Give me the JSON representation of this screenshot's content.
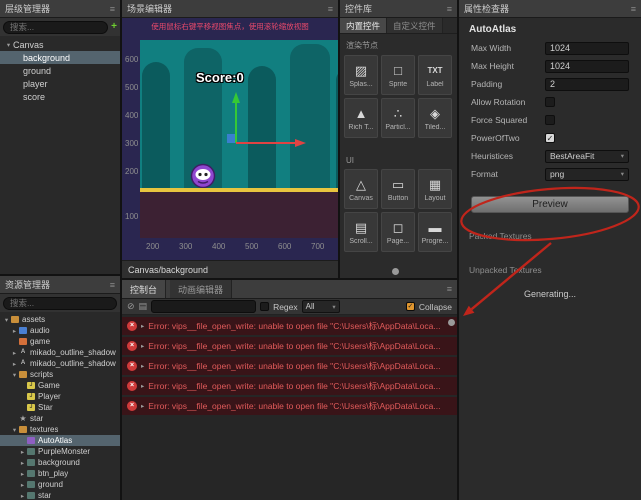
{
  "colors": {
    "annotation": "#c0251b",
    "error_text": "#e25b5b",
    "selection": "#54646e",
    "accent_green": "#6fd130",
    "ground_yellow": "#e8c53f",
    "scene_teal": "#117f80",
    "collapse_orange": "#e0962f",
    "hint_red": "#e8496b"
  },
  "icons": {
    "menu": "≡",
    "plus": "+",
    "clear": "⊘",
    "filter": "▤",
    "caret": "▾",
    "expand_closed": "▸",
    "expand_open": "▾",
    "error": "×",
    "check": "✓"
  },
  "hierarchy": {
    "title": "层级管理器",
    "search_placeholder": "搜索...",
    "tree": [
      {
        "label": "Canvas",
        "depth": 0,
        "exp": "open",
        "selected": false
      },
      {
        "label": "background",
        "depth": 1,
        "exp": "none",
        "selected": true
      },
      {
        "label": "ground",
        "depth": 1,
        "exp": "none",
        "selected": false
      },
      {
        "label": "player",
        "depth": 1,
        "exp": "none",
        "selected": false
      },
      {
        "label": "score",
        "depth": 1,
        "exp": "none",
        "selected": false
      }
    ]
  },
  "assets": {
    "title": "资源管理器",
    "search_placeholder": "搜索...",
    "tree": [
      {
        "label": "assets",
        "depth": 0,
        "icon": "folder",
        "exp": "open",
        "selected": false
      },
      {
        "label": "audio",
        "depth": 1,
        "icon": "audio",
        "exp": "closed",
        "selected": false
      },
      {
        "label": "game",
        "depth": 1,
        "icon": "game",
        "exp": "none",
        "selected": false
      },
      {
        "label": "mikado_outline_shadow",
        "depth": 1,
        "icon": "font",
        "exp": "closed",
        "selected": false
      },
      {
        "label": "mikado_outline_shadow",
        "depth": 1,
        "icon": "font",
        "exp": "closed",
        "selected": false
      },
      {
        "label": "scripts",
        "depth": 1,
        "icon": "folder",
        "exp": "open",
        "selected": false
      },
      {
        "label": "Game",
        "depth": 2,
        "icon": "js",
        "exp": "none",
        "selected": false
      },
      {
        "label": "Player",
        "depth": 2,
        "icon": "js",
        "exp": "none",
        "selected": false
      },
      {
        "label": "Star",
        "depth": 2,
        "icon": "js",
        "exp": "none",
        "selected": false
      },
      {
        "label": "star",
        "depth": 1,
        "icon": "star",
        "exp": "none",
        "selected": false
      },
      {
        "label": "textures",
        "depth": 1,
        "icon": "folder",
        "exp": "open",
        "selected": false
      },
      {
        "label": "AutoAtlas",
        "depth": 2,
        "icon": "atlas",
        "exp": "none",
        "selected": true
      },
      {
        "label": "PurpleMonster",
        "depth": 2,
        "icon": "image",
        "exp": "closed",
        "selected": false
      },
      {
        "label": "background",
        "depth": 2,
        "icon": "image",
        "exp": "closed",
        "selected": false
      },
      {
        "label": "btn_play",
        "depth": 2,
        "icon": "image",
        "exp": "closed",
        "selected": false
      },
      {
        "label": "ground",
        "depth": 2,
        "icon": "image",
        "exp": "closed",
        "selected": false
      },
      {
        "label": "star",
        "depth": 2,
        "icon": "image",
        "exp": "closed",
        "selected": false
      }
    ]
  },
  "scene": {
    "title": "场景编辑器",
    "hint": "使用鼠标右键平移视图焦点，使用滚轮缩放视图",
    "score_label": "Score:0",
    "ruler_y": [
      "600",
      "500",
      "400",
      "300",
      "200",
      "100"
    ],
    "ruler_x": [
      "200",
      "300",
      "400",
      "500",
      "600",
      "700"
    ],
    "footer": "Canvas/background"
  },
  "widgets": {
    "title": "控件库",
    "tabs": [
      {
        "label": "内置控件",
        "active": true
      },
      {
        "label": "自定义控件",
        "active": false
      }
    ],
    "sections": [
      {
        "label": "渲染节点",
        "items": [
          {
            "label": "Splas...",
            "icon": "splash"
          },
          {
            "label": "Sprite",
            "icon": "sprite"
          },
          {
            "label": "Label",
            "icon": "label"
          },
          {
            "label": "Rich T...",
            "icon": "richtext"
          },
          {
            "label": "Particl...",
            "icon": "particle"
          },
          {
            "label": "Tiled...",
            "icon": "tiledmap"
          }
        ]
      },
      {
        "label": "UI",
        "items": [
          {
            "label": "Canvas",
            "icon": "canvas"
          },
          {
            "label": "Button",
            "icon": "button"
          },
          {
            "label": "Layout",
            "icon": "layout"
          },
          {
            "label": "Scroll...",
            "icon": "scrollview"
          },
          {
            "label": "Page...",
            "icon": "pageview"
          },
          {
            "label": "Progre...",
            "icon": "progressbar"
          }
        ]
      }
    ]
  },
  "console": {
    "tabs": [
      "控制台",
      "动画编辑器"
    ],
    "regex_label": "Regex",
    "filter_value": "All",
    "collapse_label": "Collapse",
    "collapse_checked": true,
    "errors": [
      "Error: vips__file_open_write: unable to open file \"C:\\Users\\标\\AppData\\Loca...",
      "Error: vips__file_open_write: unable to open file \"C:\\Users\\标\\AppData\\Loca...",
      "Error: vips__file_open_write: unable to open file \"C:\\Users\\标\\AppData\\Loca...",
      "Error: vips__file_open_write: unable to open file \"C:\\Users\\标\\AppData\\Loca...",
      "Error: vips__file_open_write: unable to open file \"C:\\Users\\标\\AppData\\Loca..."
    ]
  },
  "inspector": {
    "title": "属性检查器",
    "asset_name": "AutoAtlas",
    "fields": [
      {
        "label": "Max Width",
        "type": "input",
        "value": "1024"
      },
      {
        "label": "Max Height",
        "type": "input",
        "value": "1024"
      },
      {
        "label": "Padding",
        "type": "input",
        "value": "2"
      },
      {
        "label": "Allow Rotation",
        "type": "checkbox",
        "checked": false
      },
      {
        "label": "Force Squared",
        "type": "checkbox",
        "checked": false
      },
      {
        "label": "PowerOfTwo",
        "type": "checkbox",
        "checked": true
      },
      {
        "label": "Heuristices",
        "type": "select",
        "value": "BestAreaFit"
      },
      {
        "label": "Format",
        "type": "select",
        "value": "png"
      }
    ],
    "preview_button": "Preview",
    "packed_label": "Packed Textures",
    "unpacked_label": "Unpacked Textures",
    "generating": "Generating..."
  }
}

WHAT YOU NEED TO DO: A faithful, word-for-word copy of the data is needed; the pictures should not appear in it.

RESPONSE FOR THIS EXERCISE:
Give me the JSON representation of this screenshot's content.
{
  "colors": {
    "annotation": "#c0251b",
    "error_text": "#e25b5b",
    "selection": "#54646e",
    "accent_green": "#6fd130",
    "ground_yellow": "#e8c53f",
    "scene_teal": "#117f80",
    "collapse_orange": "#e0962f",
    "hint_red": "#e8496b"
  },
  "icons": {
    "menu": "≡",
    "plus": "+",
    "clear": "⊘",
    "filter": "▤",
    "caret": "▾",
    "expand_closed": "▸",
    "expand_open": "▾",
    "error": "×",
    "check": "✓"
  },
  "hierarchy": {
    "title": "层级管理器",
    "search_placeholder": "搜索...",
    "tree": [
      {
        "label": "Canvas",
        "depth": 0,
        "exp": "open",
        "selected": false
      },
      {
        "label": "background",
        "depth": 1,
        "exp": "none",
        "selected": true
      },
      {
        "label": "ground",
        "depth": 1,
        "exp": "none",
        "selected": false
      },
      {
        "label": "player",
        "depth": 1,
        "exp": "none",
        "selected": false
      },
      {
        "label": "score",
        "depth": 1,
        "exp": "none",
        "selected": false
      }
    ]
  },
  "assets": {
    "title": "资源管理器",
    "search_placeholder": "搜索...",
    "tree": [
      {
        "label": "assets",
        "depth": 0,
        "icon": "folder",
        "exp": "open",
        "selected": false
      },
      {
        "label": "audio",
        "depth": 1,
        "icon": "audio",
        "exp": "closed",
        "selected": false
      },
      {
        "label": "game",
        "depth": 1,
        "icon": "game",
        "exp": "none",
        "selected": false
      },
      {
        "label": "mikado_outline_shadow",
        "depth": 1,
        "icon": "font",
        "exp": "closed",
        "selected": false
      },
      {
        "label": "mikado_outline_shadow",
        "depth": 1,
        "icon": "font",
        "exp": "closed",
        "selected": false
      },
      {
        "label": "scripts",
        "depth": 1,
        "icon": "folder",
        "exp": "open",
        "selected": false
      },
      {
        "label": "Game",
        "depth": 2,
        "icon": "js",
        "exp": "none",
        "selected": false
      },
      {
        "label": "Player",
        "depth": 2,
        "icon": "js",
        "exp": "none",
        "selected": false
      },
      {
        "label": "Star",
        "depth": 2,
        "icon": "js",
        "exp": "none",
        "selected": false
      },
      {
        "label": "star",
        "depth": 1,
        "icon": "star",
        "exp": "none",
        "selected": false
      },
      {
        "label": "textures",
        "depth": 1,
        "icon": "folder",
        "exp": "open",
        "selected": false
      },
      {
        "label": "AutoAtlas",
        "depth": 2,
        "icon": "atlas",
        "exp": "none",
        "selected": true
      },
      {
        "label": "PurpleMonster",
        "depth": 2,
        "icon": "image",
        "exp": "closed",
        "selected": false
      },
      {
        "label": "background",
        "depth": 2,
        "icon": "image",
        "exp": "closed",
        "selected": false
      },
      {
        "label": "btn_play",
        "depth": 2,
        "icon": "image",
        "exp": "closed",
        "selected": false
      },
      {
        "label": "ground",
        "depth": 2,
        "icon": "image",
        "exp": "closed",
        "selected": false
      },
      {
        "label": "star",
        "depth": 2,
        "icon": "image",
        "exp": "closed",
        "selected": false
      }
    ]
  },
  "scene": {
    "title": "场景编辑器",
    "hint": "使用鼠标右键平移视图焦点，使用滚轮缩放视图",
    "score_label": "Score:0",
    "ruler_y": [
      "600",
      "500",
      "400",
      "300",
      "200",
      "100"
    ],
    "ruler_x": [
      "200",
      "300",
      "400",
      "500",
      "600",
      "700"
    ],
    "footer": "Canvas/background"
  },
  "widgets": {
    "title": "控件库",
    "tabs": [
      {
        "label": "内置控件",
        "active": true
      },
      {
        "label": "自定义控件",
        "active": false
      }
    ],
    "sections": [
      {
        "label": "渲染节点",
        "items": [
          {
            "label": "Splas...",
            "icon": "splash"
          },
          {
            "label": "Sprite",
            "icon": "sprite"
          },
          {
            "label": "Label",
            "icon": "label"
          },
          {
            "label": "Rich T...",
            "icon": "richtext"
          },
          {
            "label": "Particl...",
            "icon": "particle"
          },
          {
            "label": "Tiled...",
            "icon": "tiledmap"
          }
        ]
      },
      {
        "label": "UI",
        "items": [
          {
            "label": "Canvas",
            "icon": "canvas"
          },
          {
            "label": "Button",
            "icon": "button"
          },
          {
            "label": "Layout",
            "icon": "layout"
          },
          {
            "label": "Scroll...",
            "icon": "scrollview"
          },
          {
            "label": "Page...",
            "icon": "pageview"
          },
          {
            "label": "Progre...",
            "icon": "progressbar"
          }
        ]
      }
    ]
  },
  "console": {
    "tabs": [
      "控制台",
      "动画编辑器"
    ],
    "regex_label": "Regex",
    "filter_value": "All",
    "collapse_label": "Collapse",
    "collapse_checked": true,
    "errors": [
      "Error: vips__file_open_write: unable to open file \"C:\\Users\\标\\AppData\\Loca...",
      "Error: vips__file_open_write: unable to open file \"C:\\Users\\标\\AppData\\Loca...",
      "Error: vips__file_open_write: unable to open file \"C:\\Users\\标\\AppData\\Loca...",
      "Error: vips__file_open_write: unable to open file \"C:\\Users\\标\\AppData\\Loca...",
      "Error: vips__file_open_write: unable to open file \"C:\\Users\\标\\AppData\\Loca..."
    ]
  },
  "inspector": {
    "title": "属性检查器",
    "asset_name": "AutoAtlas",
    "fields": [
      {
        "label": "Max Width",
        "type": "input",
        "value": "1024"
      },
      {
        "label": "Max Height",
        "type": "input",
        "value": "1024"
      },
      {
        "label": "Padding",
        "type": "input",
        "value": "2"
      },
      {
        "label": "Allow Rotation",
        "type": "checkbox",
        "checked": false
      },
      {
        "label": "Force Squared",
        "type": "checkbox",
        "checked": false
      },
      {
        "label": "PowerOfTwo",
        "type": "checkbox",
        "checked": true
      },
      {
        "label": "Heuristices",
        "type": "select",
        "value": "BestAreaFit"
      },
      {
        "label": "Format",
        "type": "select",
        "value": "png"
      }
    ],
    "preview_button": "Preview",
    "packed_label": "Packed Textures",
    "unpacked_label": "Unpacked Textures",
    "generating": "Generating..."
  }
}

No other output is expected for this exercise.